§ **Task instructions**
Only lines with the string "GLASSES" matter here; gather them from the material below.
Working data Block Start
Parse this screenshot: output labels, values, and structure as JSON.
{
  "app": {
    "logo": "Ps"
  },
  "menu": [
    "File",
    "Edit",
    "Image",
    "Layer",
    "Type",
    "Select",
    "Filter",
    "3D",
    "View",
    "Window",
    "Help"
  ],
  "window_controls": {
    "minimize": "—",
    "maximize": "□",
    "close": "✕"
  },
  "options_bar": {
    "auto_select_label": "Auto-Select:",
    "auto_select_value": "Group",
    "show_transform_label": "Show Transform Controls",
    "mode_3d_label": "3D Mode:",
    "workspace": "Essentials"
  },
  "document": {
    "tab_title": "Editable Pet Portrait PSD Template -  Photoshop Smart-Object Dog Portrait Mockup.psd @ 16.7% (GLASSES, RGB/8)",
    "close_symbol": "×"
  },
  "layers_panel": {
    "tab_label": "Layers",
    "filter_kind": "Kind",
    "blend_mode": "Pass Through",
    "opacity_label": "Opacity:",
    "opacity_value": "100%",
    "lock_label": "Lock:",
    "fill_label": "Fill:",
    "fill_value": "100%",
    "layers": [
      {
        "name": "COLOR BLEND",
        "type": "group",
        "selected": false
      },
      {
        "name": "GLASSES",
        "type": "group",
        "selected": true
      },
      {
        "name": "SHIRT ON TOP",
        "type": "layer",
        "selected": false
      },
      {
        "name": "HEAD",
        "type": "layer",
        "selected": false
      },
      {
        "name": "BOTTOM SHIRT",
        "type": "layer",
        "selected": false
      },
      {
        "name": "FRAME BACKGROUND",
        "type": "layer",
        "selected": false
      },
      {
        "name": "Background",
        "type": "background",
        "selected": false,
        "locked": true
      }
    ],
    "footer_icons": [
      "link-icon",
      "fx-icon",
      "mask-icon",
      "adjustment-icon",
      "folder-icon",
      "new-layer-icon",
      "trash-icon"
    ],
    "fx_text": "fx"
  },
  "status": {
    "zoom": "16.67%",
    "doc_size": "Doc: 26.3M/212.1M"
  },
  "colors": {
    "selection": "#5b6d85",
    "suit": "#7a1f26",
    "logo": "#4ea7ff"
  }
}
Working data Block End
§ **Answer space**
    "tab_title": "Editable Pet Portrait PSD Template -  Photoshop Smart-Object Dog Portrait Mockup.psd @ 16.7% (GLASSES, RGB/8)",
        "name": "GLASSES",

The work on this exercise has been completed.